For patients with type 2 diabetes, disease management through lifestyle changes could lead to better control of blood glucose levels, as well as the preventing or slowing the onset of diabetes-related complications. Studies reveal that patients are most accepting of health-behavioral changes that could improve their long-term prognosis in the first 30 days of undergoing an event that requires treatment.
Through Optimal Health(R), a fully-integrated wellness and disease management collaboration between Medco and Healthways, Inc., type 2 diabetes patients are rapidly identified and proactively engaged by a staff of highly qualified nurses who, by building a partnership with the patient and facilitating communications with the treating physician, ensure optimum care and outcomes, resulting in lower health plan costs for the client. Diabetes patients also receive specialized care through a Medco Therapeutic Resource Center(TM), an advanced approach to pharmacy care that provides patients round-the-clock access to pharmacists who are specialists in treating diabetes patients.
Children are primarily being prescribed the latest generation of antipsychotics - known as atypical antipsychotics, including risperidone, olanzapine, clozapine, ziprasidone and quetiapine. These drugs have been used as treatments for bipolar disorder, conduct disorder, ADHD, depression, Tourette's syndrome and other conditions. Based on studies linking atypicals with an increased risk of hyperglycemia and diabetes, the Food and Drug Administration (FDA) requires warning labels on all these medications.
According to the National Sleep Foundation's 2006 Sleep in America poll, only 20 percent of adolescents get the recommended nine hours of sleep on school nights, and 45 percent sleep less than eight hours on school nights. Also of great concern is sleep quality -- one in 10 teens polled said they rarely or never get a good night's sleep.
A 2003 study published in Pediatrics found that 75 percent of practitioners surveyed reported recommending a non-prescription sleeping aid and 50 percent had actually prescribed one for their pediatric patients during a six month period. In addition, the study found that the likelihood of prescribing sleep medications was two-to-four times greater for those physicians who treated children with ADHD.
Although drug therapy may be beneficial for short-term improvement and long term use may be needed in some cases, the American Academy of Family Physicians cautions that long-term use of many psychotropic or sedative-hypnotic drugs may cause adverse reactions and may actually impair return to normal sleep.
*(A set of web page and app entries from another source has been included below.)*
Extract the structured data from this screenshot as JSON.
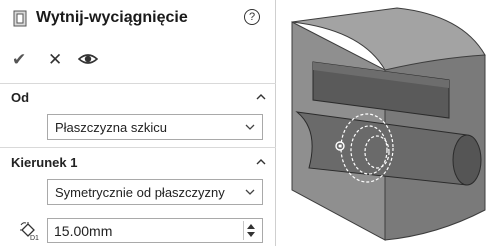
{
  "header": {
    "title": "Wytnij-wyciągnięcie",
    "help_glyph": "?"
  },
  "actions": {
    "ok_glyph": "✔",
    "cancel_glyph": "✕"
  },
  "from_group": {
    "label": "Od",
    "selected": "Płaszczyzna szkicu"
  },
  "direction_group": {
    "label": "Kierunek 1",
    "selected": "Symetrycznie od płaszczyzny",
    "depth_value": "15.00mm"
  },
  "icons": [
    "cut-extrude-icon",
    "help-icon",
    "confirm-icon",
    "cancel-icon",
    "eye-icon",
    "collapse-icon",
    "dropdown-arrow-icon",
    "depth-icon",
    "spin-up-icon",
    "spin-down-icon"
  ],
  "colors": {
    "title": "#1a1a1a",
    "model_fill": "#8f8f8f",
    "model_shadow": "#595959",
    "highlight": "#ffffff"
  }
}
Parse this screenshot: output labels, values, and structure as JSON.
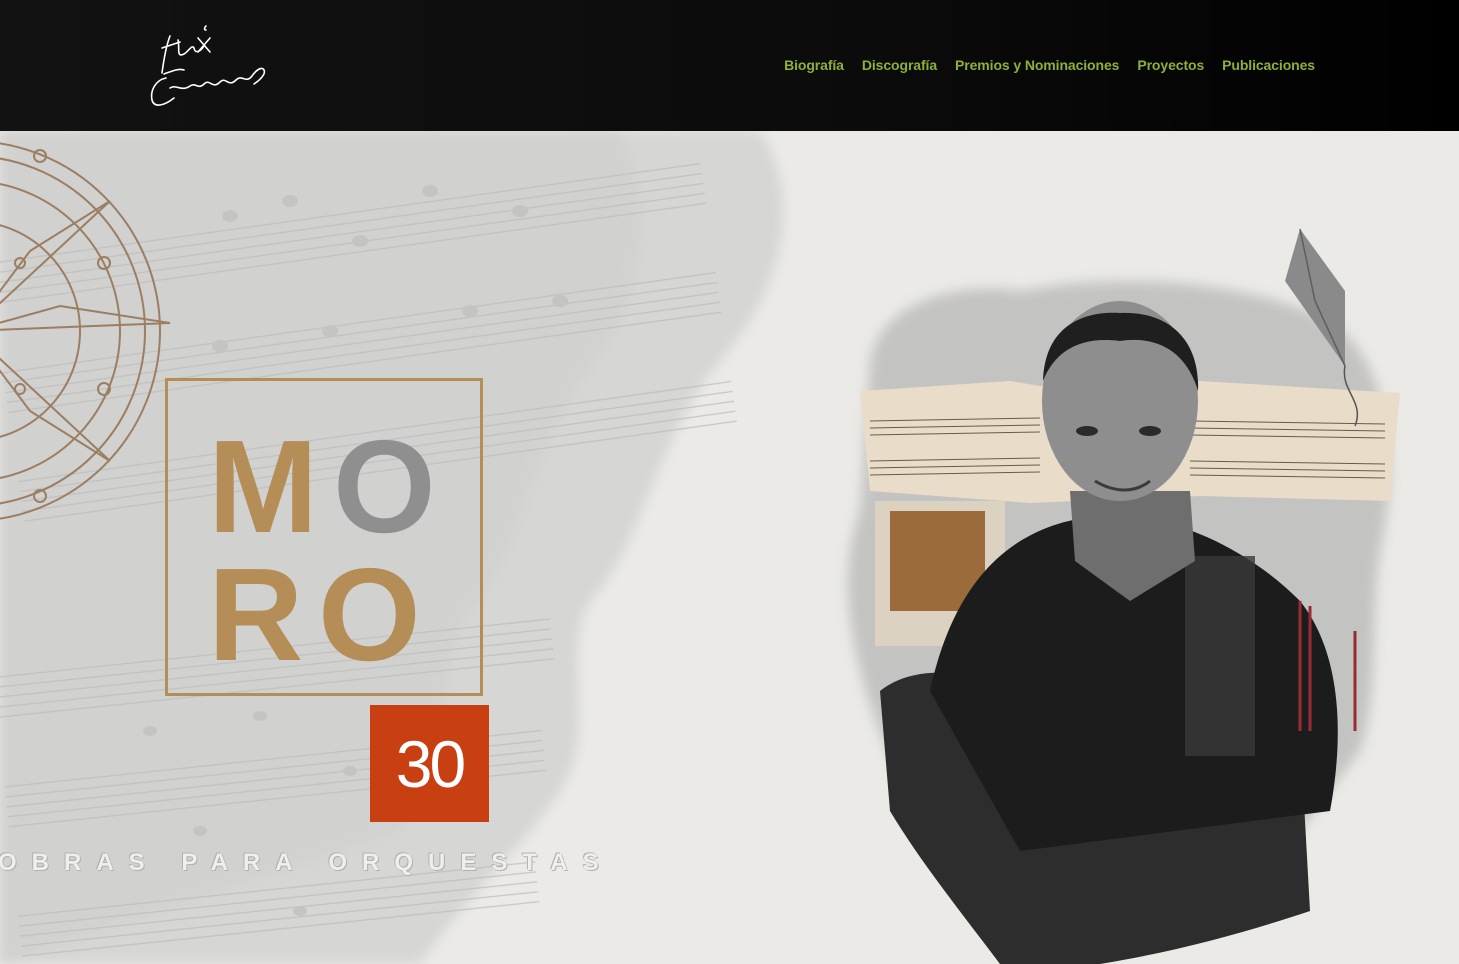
{
  "header": {
    "logo_text": "Félix Cárdenas",
    "nav": [
      "Biografía",
      "Discografía",
      "Premios y Nominaciones",
      "Proyectos",
      "Publicaciones"
    ]
  },
  "hero": {
    "title_letters": [
      "M",
      "O",
      "R",
      "O"
    ],
    "badge": "30",
    "tagline": "OBRAS PARA ORQUESTAS"
  },
  "colors": {
    "nav_text": "#8cb038",
    "gold": "#b58d57",
    "grey": "#8f8f8f",
    "badge": "#c83f12"
  }
}
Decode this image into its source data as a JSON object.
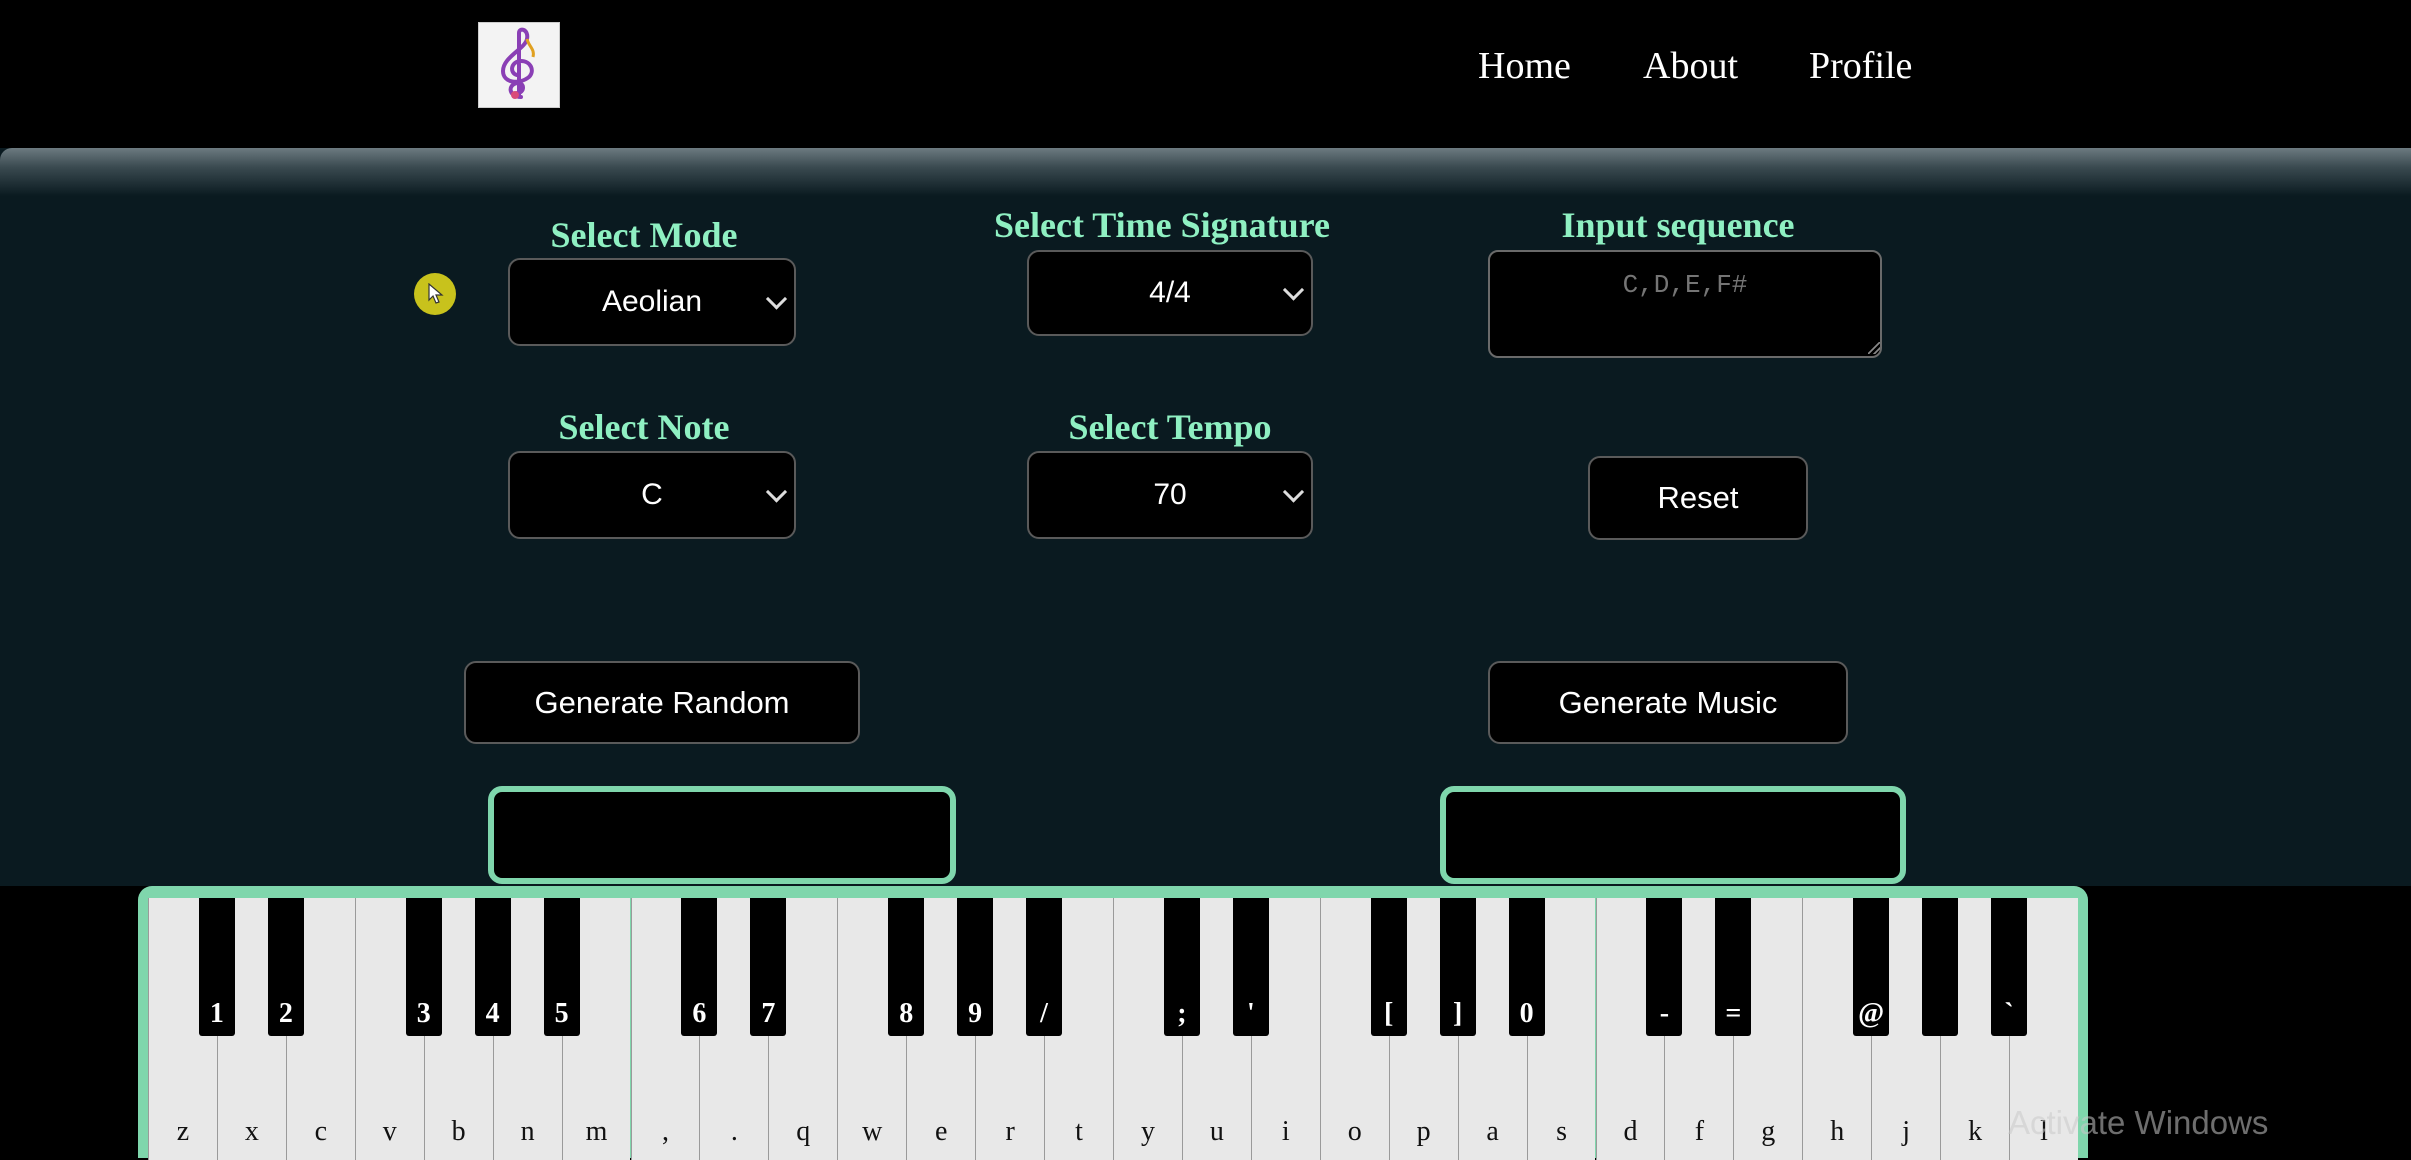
{
  "nav": {
    "items": [
      {
        "label": "Home"
      },
      {
        "label": "About"
      },
      {
        "label": "Profile"
      }
    ]
  },
  "controls": {
    "mode": {
      "label": "Select Mode",
      "value": "Aeolian"
    },
    "time_signature": {
      "label": "Select Time Signature",
      "value": "4/4"
    },
    "sequence": {
      "label": "Input sequence",
      "placeholder": "C,D,E,F#"
    },
    "note": {
      "label": "Select Note",
      "value": "C"
    },
    "tempo": {
      "label": "Select Tempo",
      "value": "70"
    },
    "reset_label": "Reset",
    "generate_random_label": "Generate Random",
    "generate_music_label": "Generate Music"
  },
  "piano": {
    "white_keys": [
      "z",
      "x",
      "c",
      "v",
      "b",
      "n",
      "m",
      ",",
      ".",
      "q",
      "w",
      "e",
      "r",
      "t",
      "y",
      "u",
      "i",
      "o",
      "p",
      "a",
      "s",
      "d",
      "f",
      "g",
      "h",
      "j",
      "k",
      "l"
    ],
    "black_keys": [
      {
        "label": "1",
        "after": 0
      },
      {
        "label": "2",
        "after": 1
      },
      {
        "label": "3",
        "after": 3
      },
      {
        "label": "4",
        "after": 4
      },
      {
        "label": "5",
        "after": 5
      },
      {
        "label": "6",
        "after": 7
      },
      {
        "label": "7",
        "after": 8
      },
      {
        "label": "8",
        "after": 10
      },
      {
        "label": "9",
        "after": 11
      },
      {
        "label": "/",
        "after": 12
      },
      {
        "label": ";",
        "after": 14
      },
      {
        "label": "'",
        "after": 15
      },
      {
        "label": "[",
        "after": 17
      },
      {
        "label": "]",
        "after": 18
      },
      {
        "label": "0",
        "after": 19
      },
      {
        "label": "-",
        "after": 21
      },
      {
        "label": "=",
        "after": 22
      },
      {
        "label": "@",
        "after": 24
      },
      {
        "label": "",
        "after": 25
      },
      {
        "label": "`",
        "after": 26
      }
    ]
  },
  "watermark": "Activate Windows",
  "colors": {
    "accent": "#8ff0c2",
    "panel": "#0a1a20",
    "piano_border": "#7fd6ac"
  }
}
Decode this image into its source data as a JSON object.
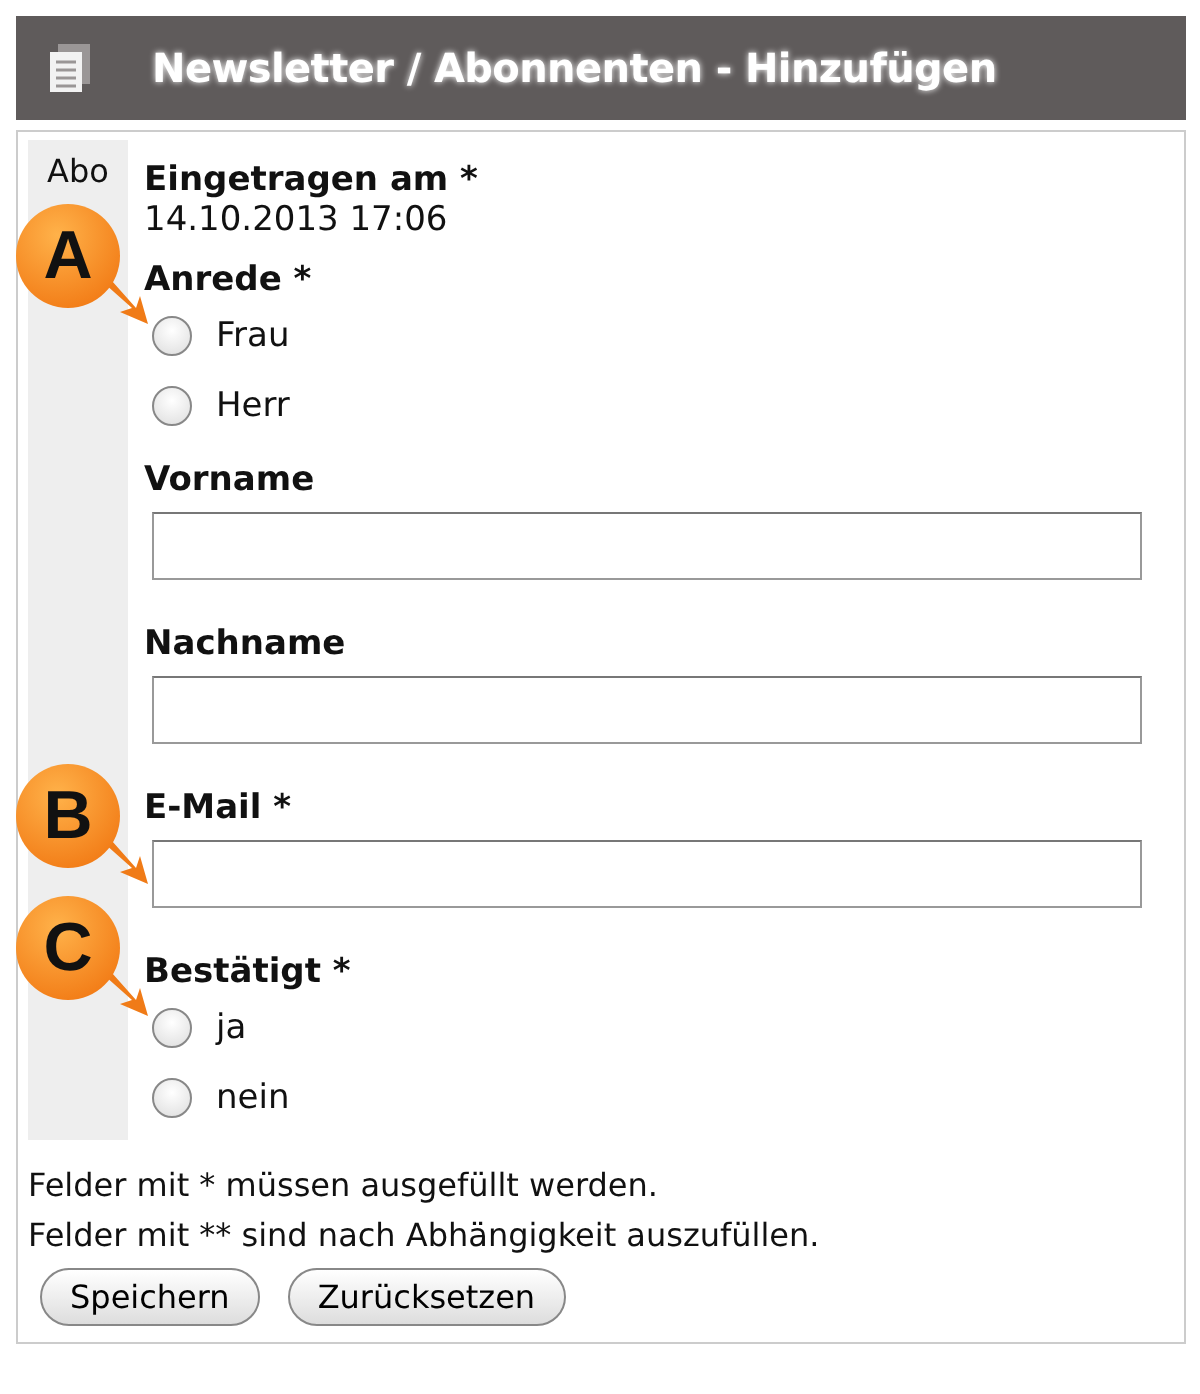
{
  "header": {
    "title": "Newsletter / Abonnenten - Hinzufügen"
  },
  "sidebar": {
    "label": "Abo"
  },
  "fields": [
    {
      "kind": "datetime",
      "label": "Eingetragen am *",
      "value": "14.10.2013 17:06"
    },
    {
      "kind": "radio",
      "label": "Anrede *",
      "callout": "A",
      "options": [
        {
          "label": "Frau",
          "selected": false
        },
        {
          "label": "Herr",
          "selected": false
        }
      ]
    },
    {
      "kind": "text",
      "label": "Vorname"
    },
    {
      "kind": "text",
      "label": "Nachname"
    },
    {
      "kind": "text",
      "label": "E-Mail *",
      "callout": "B"
    },
    {
      "kind": "radio",
      "label": "Bestätigt *",
      "callout": "C",
      "options": [
        {
          "label": "ja",
          "selected": false
        },
        {
          "label": "nein",
          "selected": false
        }
      ]
    }
  ],
  "notes": [
    "Felder mit * müssen ausgefüllt werden.",
    "Felder mit ** sind nach Abhängigkeit auszufüllen."
  ],
  "buttons": [
    "Speichern",
    "Zurücksetzen"
  ]
}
A combination of medication and behavioral interventions is often more effective than either approach alone for those with chronic insomnia.
The National Institute of Health (NIH) reports that ADHD affects nearly 2 million children in the United States. The most common behavioral disorder in children, ADHD is generally diagnosed during the early school years. However, approximately 75 percent of children with the condition continue to show symptoms during adolescence. Additionally, 80 percent of children who need medication for ADHD continue taking it in their teen years. ADHD is typically treated with stimulants, although some children also respond well to antidepressants.
New research out of the University of California, Berkeley found that adolescent girls with ADHD are less prone to hyperactivity than boys, but are more likely to exhibit other emotional and behavioral issues, including depression and eating disorders. Additional findings show that girls have historically been under-diagnosed with ADHD because they don't display the impulsive and disruptive behavior often seen in boys with the condition.
Source: Medco Health Solutions